• Exercise brief: Every entry should be returned unchanged, with the pictures omitted.

• Data shown:

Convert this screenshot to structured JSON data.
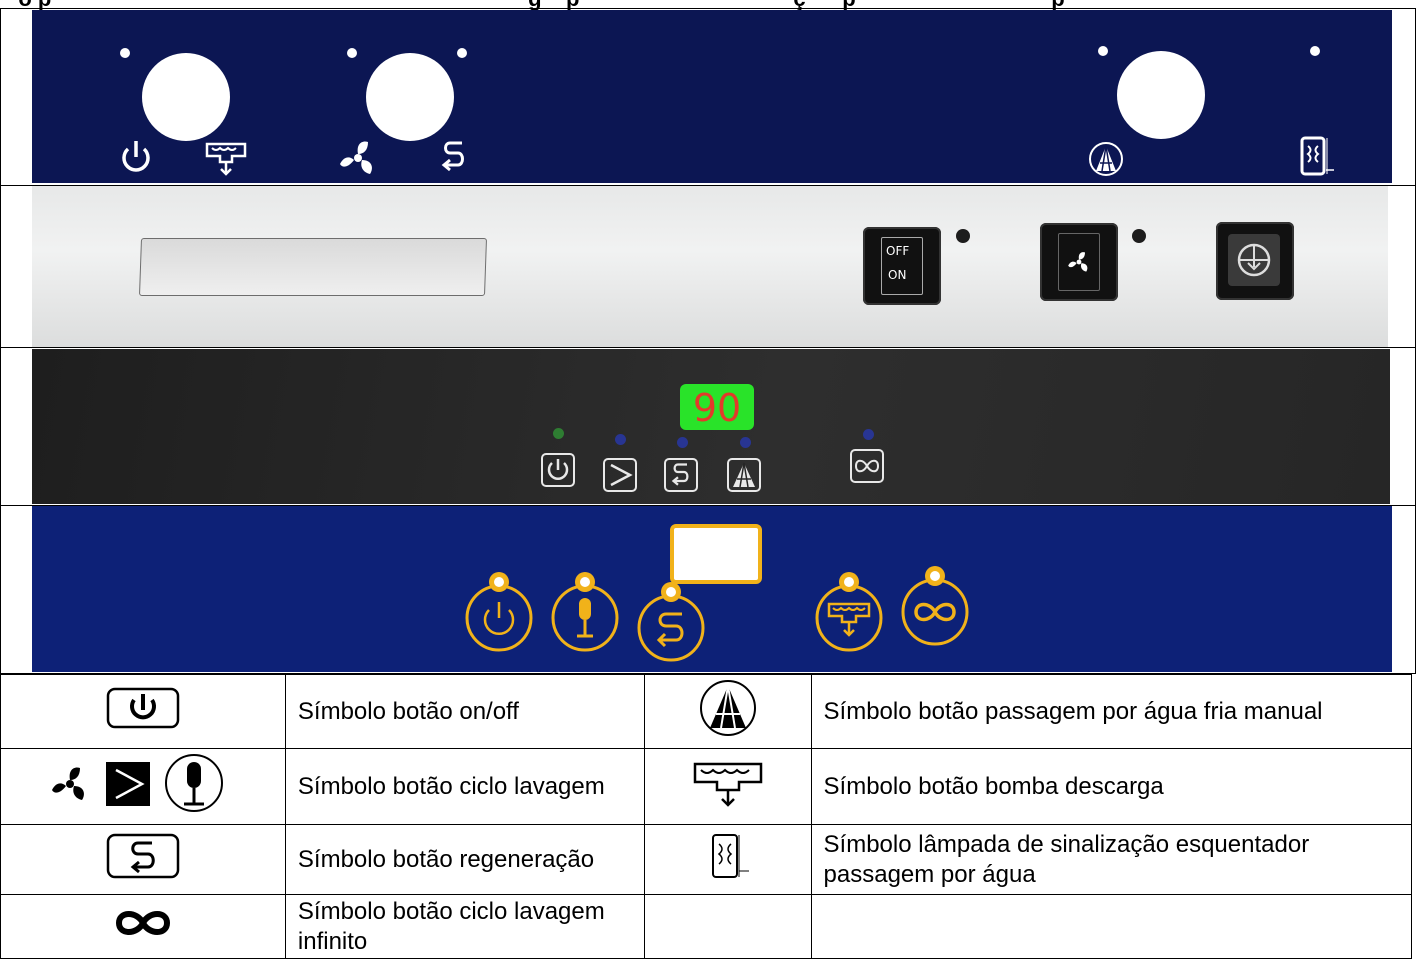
{
  "header": {
    "cropped_line": "   o p                                                                              g    p                                   ç      p                                p"
  },
  "panel3": {
    "display_value": "90"
  },
  "panel2": {
    "switch1_top": "OFF",
    "switch1_bottom": "ON"
  },
  "colors": {
    "panel1_bg": "#0c1653",
    "panel4_bg": "#0d2177",
    "accent_yellow": "#f1b21a",
    "display_green": "#29e329",
    "display_red": "#e23a2a"
  },
  "legend": {
    "rows": [
      {
        "left_icons": [
          "power-icon"
        ],
        "left_label": "Símbolo botão on/off",
        "right_icons": [
          "cold-water-rinse-icon"
        ],
        "right_label": "Símbolo botão passagem por água fria manual"
      },
      {
        "left_icons": [
          "fan-icon",
          "play-icon",
          "spray-arm-icon"
        ],
        "left_label": "Símbolo botão ciclo lavagem",
        "right_icons": [
          "drain-pump-icon"
        ],
        "right_label": "Símbolo botão bomba descarga"
      },
      {
        "left_icons": [
          "regeneration-icon"
        ],
        "left_label": "Símbolo botão regeneração",
        "right_icons": [
          "boiler-lamp-icon"
        ],
        "right_label": "Símbolo lâmpada de sinalização esquentador passagem por água"
      },
      {
        "left_icons": [
          "infinity-icon"
        ],
        "left_label": "Símbolo botão ciclo lavagem infinito",
        "right_icons": [],
        "right_label": ""
      }
    ]
  }
}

• Result:
Convert this screenshot to structured JSON data.
{
  "header": {
    "cropped_line": "   o p                                                                              g    p                                   ç      p                                p"
  },
  "panel3": {
    "display_value": "90"
  },
  "panel2": {
    "switch1_top": "OFF",
    "switch1_bottom": "ON"
  },
  "colors": {
    "panel1_bg": "#0c1653",
    "panel4_bg": "#0d2177",
    "accent_yellow": "#f1b21a",
    "display_green": "#29e329",
    "display_red": "#e23a2a"
  },
  "legend": {
    "rows": [
      {
        "left_icons": [
          "power-icon"
        ],
        "left_label": "Símbolo botão on/off",
        "right_icons": [
          "cold-water-rinse-icon"
        ],
        "right_label": "Símbolo botão passagem por água fria manual"
      },
      {
        "left_icons": [
          "fan-icon",
          "play-icon",
          "spray-arm-icon"
        ],
        "left_label": "Símbolo botão ciclo lavagem",
        "right_icons": [
          "drain-pump-icon"
        ],
        "right_label": "Símbolo botão bomba descarga"
      },
      {
        "left_icons": [
          "regeneration-icon"
        ],
        "left_label": "Símbolo botão regeneração",
        "right_icons": [
          "boiler-lamp-icon"
        ],
        "right_label": "Símbolo lâmpada de sinalização esquentador passagem por água"
      },
      {
        "left_icons": [
          "infinity-icon"
        ],
        "left_label": "Símbolo botão ciclo lavagem infinito",
        "right_icons": [],
        "right_label": ""
      }
    ]
  }
}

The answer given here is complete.